Work to complete:
Where in the records does the word "Badminton" occur? Copy each line in which it does.

Data to use:
§

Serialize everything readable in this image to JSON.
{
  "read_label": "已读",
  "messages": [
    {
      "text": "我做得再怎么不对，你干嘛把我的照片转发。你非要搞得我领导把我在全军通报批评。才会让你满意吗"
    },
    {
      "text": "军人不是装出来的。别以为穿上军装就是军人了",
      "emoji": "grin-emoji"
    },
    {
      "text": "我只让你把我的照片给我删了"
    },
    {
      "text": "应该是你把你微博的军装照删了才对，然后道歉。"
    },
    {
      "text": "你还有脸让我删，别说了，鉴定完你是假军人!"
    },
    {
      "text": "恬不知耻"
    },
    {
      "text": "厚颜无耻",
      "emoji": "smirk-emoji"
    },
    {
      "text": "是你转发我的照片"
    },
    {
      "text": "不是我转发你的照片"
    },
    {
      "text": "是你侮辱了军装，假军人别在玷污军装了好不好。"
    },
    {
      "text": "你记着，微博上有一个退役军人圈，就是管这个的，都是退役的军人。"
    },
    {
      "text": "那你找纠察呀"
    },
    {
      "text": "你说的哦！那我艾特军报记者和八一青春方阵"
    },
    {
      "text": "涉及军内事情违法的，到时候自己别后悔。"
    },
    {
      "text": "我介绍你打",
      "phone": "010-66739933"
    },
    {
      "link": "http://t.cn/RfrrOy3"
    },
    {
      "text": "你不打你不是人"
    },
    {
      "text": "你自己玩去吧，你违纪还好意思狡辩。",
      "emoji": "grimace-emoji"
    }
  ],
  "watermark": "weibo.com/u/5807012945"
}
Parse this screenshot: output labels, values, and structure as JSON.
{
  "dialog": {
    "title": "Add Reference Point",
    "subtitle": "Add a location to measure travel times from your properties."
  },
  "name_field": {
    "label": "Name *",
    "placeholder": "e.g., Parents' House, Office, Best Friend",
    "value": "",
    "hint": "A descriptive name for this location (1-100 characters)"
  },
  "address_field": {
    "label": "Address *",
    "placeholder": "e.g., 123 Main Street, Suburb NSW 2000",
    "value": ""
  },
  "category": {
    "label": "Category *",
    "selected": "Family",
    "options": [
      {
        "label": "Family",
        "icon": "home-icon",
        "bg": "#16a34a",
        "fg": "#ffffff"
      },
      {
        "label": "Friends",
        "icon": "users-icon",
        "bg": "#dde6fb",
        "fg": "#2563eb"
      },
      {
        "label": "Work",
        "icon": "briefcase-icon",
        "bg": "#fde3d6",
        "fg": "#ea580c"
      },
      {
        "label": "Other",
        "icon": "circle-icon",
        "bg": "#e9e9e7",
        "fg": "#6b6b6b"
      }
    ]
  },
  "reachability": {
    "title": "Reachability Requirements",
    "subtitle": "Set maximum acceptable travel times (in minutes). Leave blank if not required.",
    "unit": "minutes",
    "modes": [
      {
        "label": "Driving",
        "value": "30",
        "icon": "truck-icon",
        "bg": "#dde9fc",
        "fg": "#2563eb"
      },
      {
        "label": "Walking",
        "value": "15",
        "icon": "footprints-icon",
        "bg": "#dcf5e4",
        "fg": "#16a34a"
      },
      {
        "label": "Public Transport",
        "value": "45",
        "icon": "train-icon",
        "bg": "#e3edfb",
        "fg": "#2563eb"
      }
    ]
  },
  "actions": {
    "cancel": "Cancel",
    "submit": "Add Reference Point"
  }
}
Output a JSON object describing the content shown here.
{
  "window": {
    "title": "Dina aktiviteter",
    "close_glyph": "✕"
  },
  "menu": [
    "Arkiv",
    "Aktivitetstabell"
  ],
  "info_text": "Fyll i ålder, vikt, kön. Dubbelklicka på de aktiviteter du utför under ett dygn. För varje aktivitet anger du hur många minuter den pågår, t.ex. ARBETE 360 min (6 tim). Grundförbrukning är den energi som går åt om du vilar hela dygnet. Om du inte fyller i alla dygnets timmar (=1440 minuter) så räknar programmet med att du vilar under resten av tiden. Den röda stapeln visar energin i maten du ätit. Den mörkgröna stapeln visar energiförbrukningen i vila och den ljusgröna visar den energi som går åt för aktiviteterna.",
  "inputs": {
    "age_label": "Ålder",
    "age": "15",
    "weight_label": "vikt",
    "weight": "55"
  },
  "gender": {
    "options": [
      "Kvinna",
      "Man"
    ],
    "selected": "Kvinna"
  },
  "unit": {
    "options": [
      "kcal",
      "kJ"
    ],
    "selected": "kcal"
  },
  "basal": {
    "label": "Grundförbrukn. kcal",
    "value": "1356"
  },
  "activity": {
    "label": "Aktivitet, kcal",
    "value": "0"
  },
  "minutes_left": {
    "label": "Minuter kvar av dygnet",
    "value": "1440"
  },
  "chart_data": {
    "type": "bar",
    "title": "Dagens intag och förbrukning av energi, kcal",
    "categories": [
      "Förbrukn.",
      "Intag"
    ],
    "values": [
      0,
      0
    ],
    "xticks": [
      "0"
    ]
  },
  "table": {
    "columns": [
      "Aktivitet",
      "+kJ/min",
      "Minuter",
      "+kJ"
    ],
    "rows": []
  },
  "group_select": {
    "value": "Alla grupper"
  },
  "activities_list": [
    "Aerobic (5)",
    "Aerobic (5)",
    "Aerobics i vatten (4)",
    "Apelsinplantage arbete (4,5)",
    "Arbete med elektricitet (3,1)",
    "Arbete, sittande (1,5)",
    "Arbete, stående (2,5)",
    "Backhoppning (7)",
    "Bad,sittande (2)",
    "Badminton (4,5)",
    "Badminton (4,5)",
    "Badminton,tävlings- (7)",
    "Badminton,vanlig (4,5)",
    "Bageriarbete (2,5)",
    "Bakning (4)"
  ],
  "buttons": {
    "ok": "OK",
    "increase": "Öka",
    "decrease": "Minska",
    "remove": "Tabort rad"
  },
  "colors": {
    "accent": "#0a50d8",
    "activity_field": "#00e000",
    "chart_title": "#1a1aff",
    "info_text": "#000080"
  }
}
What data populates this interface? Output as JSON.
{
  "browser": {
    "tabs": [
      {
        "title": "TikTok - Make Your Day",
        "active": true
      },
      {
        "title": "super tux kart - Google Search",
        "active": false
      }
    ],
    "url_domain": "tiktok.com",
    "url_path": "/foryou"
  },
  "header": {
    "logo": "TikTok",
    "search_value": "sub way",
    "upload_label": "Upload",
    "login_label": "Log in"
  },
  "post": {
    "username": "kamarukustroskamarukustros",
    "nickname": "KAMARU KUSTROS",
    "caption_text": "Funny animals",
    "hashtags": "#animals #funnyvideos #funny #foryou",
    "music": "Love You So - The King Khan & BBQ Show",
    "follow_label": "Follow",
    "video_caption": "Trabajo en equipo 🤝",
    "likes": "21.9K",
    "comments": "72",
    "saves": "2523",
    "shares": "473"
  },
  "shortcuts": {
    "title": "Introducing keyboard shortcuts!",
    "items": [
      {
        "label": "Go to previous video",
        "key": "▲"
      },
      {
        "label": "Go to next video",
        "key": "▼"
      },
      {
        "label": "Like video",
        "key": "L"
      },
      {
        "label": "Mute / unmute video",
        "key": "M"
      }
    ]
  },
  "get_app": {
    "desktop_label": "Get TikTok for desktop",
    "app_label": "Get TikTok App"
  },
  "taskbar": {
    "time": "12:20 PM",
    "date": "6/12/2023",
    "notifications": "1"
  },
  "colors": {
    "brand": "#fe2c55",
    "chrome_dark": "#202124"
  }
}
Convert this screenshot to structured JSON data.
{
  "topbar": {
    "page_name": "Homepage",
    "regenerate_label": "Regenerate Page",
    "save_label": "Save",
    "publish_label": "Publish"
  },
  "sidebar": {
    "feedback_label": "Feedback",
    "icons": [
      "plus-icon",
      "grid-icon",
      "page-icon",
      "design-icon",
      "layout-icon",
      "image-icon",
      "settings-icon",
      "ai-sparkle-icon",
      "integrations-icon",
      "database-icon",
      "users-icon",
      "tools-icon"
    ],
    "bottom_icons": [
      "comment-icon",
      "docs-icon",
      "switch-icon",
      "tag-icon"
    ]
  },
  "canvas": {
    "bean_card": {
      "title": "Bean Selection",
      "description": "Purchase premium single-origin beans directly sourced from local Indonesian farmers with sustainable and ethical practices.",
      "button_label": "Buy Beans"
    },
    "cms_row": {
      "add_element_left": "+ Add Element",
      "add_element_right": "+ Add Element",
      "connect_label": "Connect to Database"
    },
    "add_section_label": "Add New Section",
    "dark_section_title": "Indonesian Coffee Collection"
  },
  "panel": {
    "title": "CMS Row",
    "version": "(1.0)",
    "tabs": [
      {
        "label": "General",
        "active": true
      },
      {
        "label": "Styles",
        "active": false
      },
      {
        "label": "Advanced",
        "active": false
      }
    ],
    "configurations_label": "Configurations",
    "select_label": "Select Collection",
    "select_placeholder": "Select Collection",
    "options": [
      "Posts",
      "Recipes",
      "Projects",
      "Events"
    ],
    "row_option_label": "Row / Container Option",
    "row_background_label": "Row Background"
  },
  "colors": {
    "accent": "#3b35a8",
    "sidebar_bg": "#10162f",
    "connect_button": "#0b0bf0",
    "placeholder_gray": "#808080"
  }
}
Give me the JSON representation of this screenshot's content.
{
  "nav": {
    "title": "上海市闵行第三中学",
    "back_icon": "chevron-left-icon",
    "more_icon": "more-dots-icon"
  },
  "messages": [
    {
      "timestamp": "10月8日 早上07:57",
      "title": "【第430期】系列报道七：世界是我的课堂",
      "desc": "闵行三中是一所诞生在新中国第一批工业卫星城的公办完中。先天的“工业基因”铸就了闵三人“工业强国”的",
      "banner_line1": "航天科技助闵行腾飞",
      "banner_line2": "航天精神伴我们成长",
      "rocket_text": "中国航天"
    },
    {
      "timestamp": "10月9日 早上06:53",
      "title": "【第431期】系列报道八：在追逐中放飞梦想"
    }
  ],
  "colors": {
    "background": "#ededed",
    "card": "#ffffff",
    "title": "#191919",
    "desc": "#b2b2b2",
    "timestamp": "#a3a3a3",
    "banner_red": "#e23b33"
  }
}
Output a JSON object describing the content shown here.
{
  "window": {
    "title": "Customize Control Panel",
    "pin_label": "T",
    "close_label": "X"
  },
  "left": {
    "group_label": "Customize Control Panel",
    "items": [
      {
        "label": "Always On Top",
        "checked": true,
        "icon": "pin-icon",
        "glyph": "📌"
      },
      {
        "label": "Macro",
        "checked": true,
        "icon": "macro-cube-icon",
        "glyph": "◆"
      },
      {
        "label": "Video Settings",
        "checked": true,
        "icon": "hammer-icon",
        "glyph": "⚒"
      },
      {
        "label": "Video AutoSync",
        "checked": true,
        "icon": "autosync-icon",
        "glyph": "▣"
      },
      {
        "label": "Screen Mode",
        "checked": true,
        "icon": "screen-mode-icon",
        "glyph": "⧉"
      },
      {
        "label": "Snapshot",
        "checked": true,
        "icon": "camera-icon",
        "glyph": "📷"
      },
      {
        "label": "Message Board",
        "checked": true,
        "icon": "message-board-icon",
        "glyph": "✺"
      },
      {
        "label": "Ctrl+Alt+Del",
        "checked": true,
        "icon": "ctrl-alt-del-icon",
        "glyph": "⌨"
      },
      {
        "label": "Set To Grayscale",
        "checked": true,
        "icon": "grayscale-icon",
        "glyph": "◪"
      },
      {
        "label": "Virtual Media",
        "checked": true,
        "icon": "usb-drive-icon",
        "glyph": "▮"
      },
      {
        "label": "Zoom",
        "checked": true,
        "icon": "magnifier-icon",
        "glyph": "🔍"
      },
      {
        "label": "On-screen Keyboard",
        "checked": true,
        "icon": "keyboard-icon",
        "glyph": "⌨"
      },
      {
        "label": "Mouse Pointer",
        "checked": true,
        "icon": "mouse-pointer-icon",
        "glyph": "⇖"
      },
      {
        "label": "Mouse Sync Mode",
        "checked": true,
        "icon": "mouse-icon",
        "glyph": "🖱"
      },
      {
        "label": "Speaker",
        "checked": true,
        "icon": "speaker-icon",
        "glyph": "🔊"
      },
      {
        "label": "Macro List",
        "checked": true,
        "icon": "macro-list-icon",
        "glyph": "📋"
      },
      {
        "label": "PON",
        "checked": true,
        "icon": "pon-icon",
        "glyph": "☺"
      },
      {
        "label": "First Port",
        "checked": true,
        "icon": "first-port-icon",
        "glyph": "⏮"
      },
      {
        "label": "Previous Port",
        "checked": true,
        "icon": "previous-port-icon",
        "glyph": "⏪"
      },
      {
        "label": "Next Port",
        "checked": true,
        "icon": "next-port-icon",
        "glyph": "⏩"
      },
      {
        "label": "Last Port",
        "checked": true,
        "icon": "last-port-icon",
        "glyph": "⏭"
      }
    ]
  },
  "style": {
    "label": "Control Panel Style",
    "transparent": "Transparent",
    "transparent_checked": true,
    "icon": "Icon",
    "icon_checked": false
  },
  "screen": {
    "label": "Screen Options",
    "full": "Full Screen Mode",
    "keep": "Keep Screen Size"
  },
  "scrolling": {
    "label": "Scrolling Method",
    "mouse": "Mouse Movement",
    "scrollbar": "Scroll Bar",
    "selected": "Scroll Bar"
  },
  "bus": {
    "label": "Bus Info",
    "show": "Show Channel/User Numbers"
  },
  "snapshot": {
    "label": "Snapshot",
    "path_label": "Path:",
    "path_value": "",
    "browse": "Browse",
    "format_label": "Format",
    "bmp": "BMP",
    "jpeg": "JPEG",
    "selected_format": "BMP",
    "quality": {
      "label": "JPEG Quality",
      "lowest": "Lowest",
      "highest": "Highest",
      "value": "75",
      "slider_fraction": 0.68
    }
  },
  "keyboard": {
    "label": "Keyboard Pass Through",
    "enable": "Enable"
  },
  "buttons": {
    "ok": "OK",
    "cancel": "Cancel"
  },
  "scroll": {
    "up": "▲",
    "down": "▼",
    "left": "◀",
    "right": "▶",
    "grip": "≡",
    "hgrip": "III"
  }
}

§

Solved exercise:
    "Badminton (4,5)",
    "Badminton (4,5)",
    "Badminton,tävlings- (7)",
    "Badminton,vanlig (4,5)",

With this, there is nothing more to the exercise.